Lines in which "WMTS" appears should be pulled from the data below.

☆ ☆ ☆ ☆ ☆

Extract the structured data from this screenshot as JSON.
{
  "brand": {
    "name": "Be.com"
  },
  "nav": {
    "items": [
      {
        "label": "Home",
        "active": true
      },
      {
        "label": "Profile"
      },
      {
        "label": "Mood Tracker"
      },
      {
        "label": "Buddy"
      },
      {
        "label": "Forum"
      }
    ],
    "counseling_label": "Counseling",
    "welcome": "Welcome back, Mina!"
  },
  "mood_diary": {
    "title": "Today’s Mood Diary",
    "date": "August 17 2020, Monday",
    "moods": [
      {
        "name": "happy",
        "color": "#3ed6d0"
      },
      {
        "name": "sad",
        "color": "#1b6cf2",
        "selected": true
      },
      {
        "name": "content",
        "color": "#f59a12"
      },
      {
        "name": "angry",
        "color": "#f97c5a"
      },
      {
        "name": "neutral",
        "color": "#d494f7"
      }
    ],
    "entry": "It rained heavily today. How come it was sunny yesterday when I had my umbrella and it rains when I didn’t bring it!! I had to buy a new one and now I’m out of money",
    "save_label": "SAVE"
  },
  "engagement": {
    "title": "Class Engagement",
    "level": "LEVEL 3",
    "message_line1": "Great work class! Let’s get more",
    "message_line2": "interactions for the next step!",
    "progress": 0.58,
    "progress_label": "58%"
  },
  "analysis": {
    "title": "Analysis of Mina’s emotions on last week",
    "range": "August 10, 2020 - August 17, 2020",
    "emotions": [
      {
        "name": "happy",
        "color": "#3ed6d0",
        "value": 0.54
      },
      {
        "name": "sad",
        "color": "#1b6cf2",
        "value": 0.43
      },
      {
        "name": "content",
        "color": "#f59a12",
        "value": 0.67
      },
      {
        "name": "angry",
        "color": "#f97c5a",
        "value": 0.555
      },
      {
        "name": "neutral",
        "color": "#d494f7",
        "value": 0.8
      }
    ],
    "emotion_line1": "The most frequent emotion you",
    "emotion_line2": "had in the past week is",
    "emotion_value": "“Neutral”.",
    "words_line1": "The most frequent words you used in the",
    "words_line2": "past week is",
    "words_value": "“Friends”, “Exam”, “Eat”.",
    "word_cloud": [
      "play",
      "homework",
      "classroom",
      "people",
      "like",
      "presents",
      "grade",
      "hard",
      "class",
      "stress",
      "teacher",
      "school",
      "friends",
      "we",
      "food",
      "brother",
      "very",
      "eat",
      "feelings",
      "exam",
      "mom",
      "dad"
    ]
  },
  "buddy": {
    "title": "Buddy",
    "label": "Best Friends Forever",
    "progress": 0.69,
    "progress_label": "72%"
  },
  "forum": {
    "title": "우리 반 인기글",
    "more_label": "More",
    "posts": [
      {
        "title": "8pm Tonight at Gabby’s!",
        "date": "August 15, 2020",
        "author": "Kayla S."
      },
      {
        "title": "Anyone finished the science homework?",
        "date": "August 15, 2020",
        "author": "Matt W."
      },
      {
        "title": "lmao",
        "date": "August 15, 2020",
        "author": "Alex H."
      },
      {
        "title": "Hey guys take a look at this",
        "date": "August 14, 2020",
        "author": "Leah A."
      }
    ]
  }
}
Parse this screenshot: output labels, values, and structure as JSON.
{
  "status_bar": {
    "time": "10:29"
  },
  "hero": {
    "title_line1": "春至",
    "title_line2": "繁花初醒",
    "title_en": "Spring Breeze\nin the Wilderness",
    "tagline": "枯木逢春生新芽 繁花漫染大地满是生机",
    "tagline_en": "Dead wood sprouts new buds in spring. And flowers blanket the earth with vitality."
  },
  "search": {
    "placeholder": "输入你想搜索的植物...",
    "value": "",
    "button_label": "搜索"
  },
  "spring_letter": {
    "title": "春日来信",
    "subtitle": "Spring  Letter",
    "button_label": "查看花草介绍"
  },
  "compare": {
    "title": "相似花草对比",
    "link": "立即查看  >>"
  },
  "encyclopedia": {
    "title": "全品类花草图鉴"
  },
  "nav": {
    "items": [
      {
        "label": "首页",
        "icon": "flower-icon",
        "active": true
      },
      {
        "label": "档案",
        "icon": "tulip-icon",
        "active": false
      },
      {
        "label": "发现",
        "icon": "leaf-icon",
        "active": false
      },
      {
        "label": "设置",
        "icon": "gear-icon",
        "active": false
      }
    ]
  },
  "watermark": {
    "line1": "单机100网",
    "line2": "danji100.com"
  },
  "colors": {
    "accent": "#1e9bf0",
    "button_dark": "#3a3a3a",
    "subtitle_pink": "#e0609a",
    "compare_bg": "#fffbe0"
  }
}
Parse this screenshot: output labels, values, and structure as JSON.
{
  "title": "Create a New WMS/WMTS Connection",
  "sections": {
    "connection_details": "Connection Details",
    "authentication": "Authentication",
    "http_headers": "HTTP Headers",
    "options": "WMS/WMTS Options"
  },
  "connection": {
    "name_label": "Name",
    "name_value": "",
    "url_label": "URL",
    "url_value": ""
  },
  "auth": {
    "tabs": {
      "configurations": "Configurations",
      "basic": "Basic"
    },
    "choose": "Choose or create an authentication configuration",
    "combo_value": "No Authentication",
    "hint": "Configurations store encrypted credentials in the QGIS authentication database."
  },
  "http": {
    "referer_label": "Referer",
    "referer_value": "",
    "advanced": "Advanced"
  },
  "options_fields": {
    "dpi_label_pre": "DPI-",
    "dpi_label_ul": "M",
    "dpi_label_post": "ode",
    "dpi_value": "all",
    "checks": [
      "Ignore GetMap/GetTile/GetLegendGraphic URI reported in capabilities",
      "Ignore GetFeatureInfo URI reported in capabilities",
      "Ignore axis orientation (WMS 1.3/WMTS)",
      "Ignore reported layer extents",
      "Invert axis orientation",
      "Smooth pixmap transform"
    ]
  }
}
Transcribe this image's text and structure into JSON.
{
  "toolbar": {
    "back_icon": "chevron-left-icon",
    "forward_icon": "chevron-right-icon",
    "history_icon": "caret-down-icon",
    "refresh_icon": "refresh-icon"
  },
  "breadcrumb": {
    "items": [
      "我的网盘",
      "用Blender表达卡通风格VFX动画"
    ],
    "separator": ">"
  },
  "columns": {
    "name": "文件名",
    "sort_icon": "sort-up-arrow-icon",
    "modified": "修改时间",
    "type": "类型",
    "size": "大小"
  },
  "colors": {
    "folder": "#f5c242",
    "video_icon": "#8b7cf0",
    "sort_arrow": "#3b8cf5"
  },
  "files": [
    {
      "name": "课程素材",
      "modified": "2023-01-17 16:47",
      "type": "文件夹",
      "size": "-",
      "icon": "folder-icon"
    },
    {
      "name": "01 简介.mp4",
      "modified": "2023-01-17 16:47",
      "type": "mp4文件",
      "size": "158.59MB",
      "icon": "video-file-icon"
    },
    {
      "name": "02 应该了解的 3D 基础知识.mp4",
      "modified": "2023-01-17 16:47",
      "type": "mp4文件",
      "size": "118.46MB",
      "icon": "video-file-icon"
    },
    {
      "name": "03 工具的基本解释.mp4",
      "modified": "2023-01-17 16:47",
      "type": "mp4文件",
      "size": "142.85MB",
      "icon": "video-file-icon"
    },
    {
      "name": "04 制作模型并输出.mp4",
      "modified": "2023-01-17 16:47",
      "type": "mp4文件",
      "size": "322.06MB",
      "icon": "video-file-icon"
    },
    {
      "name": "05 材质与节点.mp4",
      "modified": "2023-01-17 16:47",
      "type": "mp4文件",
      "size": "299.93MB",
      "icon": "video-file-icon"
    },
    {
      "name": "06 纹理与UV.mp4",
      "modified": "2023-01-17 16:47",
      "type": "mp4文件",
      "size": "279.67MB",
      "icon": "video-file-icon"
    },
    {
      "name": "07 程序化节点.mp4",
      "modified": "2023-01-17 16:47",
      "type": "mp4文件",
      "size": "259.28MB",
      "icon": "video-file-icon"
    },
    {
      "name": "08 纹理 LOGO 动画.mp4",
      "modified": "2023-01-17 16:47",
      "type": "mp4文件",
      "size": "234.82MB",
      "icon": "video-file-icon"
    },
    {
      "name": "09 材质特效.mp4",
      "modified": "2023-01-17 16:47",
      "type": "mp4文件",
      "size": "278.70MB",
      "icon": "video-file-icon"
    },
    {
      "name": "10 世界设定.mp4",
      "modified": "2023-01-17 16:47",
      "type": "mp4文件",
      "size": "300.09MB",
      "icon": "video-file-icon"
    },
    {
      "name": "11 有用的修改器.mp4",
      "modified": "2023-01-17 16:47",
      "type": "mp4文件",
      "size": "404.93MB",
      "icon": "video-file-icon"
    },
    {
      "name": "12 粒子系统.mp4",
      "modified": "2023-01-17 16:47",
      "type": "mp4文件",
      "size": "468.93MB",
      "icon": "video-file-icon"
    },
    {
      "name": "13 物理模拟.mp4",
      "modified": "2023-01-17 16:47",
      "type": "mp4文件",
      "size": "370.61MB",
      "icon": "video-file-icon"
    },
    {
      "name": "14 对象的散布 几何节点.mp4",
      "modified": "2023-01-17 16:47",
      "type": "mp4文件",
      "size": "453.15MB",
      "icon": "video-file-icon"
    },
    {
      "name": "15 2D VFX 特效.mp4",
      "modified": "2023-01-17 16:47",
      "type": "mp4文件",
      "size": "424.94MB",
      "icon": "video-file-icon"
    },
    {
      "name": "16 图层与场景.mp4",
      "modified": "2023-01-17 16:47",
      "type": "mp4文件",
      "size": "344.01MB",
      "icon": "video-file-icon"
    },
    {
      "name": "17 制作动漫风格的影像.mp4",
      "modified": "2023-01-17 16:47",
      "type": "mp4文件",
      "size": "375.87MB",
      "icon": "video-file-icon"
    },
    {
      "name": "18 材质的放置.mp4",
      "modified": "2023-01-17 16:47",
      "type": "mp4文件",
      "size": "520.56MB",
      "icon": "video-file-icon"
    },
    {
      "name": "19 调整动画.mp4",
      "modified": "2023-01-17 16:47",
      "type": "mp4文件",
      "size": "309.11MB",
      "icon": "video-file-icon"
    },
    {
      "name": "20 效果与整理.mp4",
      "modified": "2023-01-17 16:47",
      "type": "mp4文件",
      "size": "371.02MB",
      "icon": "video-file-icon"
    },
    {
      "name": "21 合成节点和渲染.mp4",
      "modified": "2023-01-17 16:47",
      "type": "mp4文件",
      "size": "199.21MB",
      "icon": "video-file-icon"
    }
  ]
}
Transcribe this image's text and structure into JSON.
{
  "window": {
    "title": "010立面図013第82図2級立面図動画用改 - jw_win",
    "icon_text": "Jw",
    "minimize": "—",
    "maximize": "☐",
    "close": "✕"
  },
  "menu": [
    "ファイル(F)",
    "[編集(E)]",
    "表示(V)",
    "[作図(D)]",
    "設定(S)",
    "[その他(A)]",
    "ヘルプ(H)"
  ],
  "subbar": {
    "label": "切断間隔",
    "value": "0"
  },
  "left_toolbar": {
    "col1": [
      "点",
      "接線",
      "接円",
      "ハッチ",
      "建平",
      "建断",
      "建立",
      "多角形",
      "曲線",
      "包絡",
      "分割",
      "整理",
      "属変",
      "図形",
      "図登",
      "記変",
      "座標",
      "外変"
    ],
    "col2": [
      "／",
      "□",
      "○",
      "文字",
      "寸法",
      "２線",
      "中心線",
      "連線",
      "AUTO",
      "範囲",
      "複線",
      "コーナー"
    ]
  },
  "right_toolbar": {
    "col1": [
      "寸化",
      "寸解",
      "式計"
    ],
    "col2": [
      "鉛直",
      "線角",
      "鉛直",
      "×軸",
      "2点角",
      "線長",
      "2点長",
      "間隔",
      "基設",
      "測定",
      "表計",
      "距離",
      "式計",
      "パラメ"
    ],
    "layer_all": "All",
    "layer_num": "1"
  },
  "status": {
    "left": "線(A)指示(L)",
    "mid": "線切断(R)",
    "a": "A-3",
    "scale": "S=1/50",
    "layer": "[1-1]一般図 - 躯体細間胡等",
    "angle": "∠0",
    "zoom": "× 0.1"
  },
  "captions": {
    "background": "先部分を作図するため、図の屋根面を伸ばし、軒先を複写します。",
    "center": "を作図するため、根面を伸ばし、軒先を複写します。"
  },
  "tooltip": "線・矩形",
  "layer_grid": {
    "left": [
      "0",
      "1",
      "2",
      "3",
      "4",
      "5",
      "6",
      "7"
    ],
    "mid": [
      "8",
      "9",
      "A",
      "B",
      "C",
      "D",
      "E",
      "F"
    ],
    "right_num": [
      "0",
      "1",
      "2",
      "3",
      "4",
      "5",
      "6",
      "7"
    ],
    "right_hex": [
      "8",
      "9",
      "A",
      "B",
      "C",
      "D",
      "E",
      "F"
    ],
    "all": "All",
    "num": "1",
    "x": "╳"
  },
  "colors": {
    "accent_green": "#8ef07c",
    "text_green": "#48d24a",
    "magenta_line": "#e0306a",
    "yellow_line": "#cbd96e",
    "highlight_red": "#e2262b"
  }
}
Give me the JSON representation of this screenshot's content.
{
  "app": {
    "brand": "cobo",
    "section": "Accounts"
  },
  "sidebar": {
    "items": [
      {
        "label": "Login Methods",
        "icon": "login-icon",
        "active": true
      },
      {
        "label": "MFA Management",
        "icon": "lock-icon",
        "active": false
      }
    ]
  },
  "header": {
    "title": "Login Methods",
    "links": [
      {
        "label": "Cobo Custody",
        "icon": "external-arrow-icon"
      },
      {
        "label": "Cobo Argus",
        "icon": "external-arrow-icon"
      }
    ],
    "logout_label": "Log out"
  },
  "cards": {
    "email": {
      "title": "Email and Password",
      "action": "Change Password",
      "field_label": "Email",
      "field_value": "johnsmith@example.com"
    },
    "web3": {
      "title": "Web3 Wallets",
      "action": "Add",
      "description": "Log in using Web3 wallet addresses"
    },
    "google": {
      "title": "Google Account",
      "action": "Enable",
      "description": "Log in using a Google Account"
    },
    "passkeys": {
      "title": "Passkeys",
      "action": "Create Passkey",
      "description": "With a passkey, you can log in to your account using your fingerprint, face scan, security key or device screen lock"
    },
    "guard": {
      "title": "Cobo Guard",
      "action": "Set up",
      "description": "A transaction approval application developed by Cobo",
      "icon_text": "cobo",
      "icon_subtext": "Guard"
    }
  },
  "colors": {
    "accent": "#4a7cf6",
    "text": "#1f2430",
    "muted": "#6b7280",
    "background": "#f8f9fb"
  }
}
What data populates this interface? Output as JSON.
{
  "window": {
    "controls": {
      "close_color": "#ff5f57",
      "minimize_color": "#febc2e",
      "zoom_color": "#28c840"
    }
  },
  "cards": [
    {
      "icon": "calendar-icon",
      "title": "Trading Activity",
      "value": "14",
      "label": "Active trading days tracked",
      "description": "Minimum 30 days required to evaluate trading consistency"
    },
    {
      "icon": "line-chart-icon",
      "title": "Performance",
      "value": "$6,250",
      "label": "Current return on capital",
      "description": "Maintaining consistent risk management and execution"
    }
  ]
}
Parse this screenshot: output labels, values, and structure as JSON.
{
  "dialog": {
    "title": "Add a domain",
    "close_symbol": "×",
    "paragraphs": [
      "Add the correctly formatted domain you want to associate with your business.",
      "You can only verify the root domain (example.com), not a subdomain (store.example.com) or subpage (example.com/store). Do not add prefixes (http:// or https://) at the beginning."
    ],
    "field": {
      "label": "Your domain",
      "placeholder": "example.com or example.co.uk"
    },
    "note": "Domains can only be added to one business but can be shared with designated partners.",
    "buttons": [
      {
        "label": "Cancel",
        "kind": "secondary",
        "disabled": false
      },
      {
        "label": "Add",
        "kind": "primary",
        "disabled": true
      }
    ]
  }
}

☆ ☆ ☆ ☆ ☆

**SOLUTION FOR THIS TASK:**
  "title": "Create a New WMS/WMTS Connection",
    "options": "WMS/WMTS Options"
      "Ignore axis orientation (WMS 1.3/WMTS)",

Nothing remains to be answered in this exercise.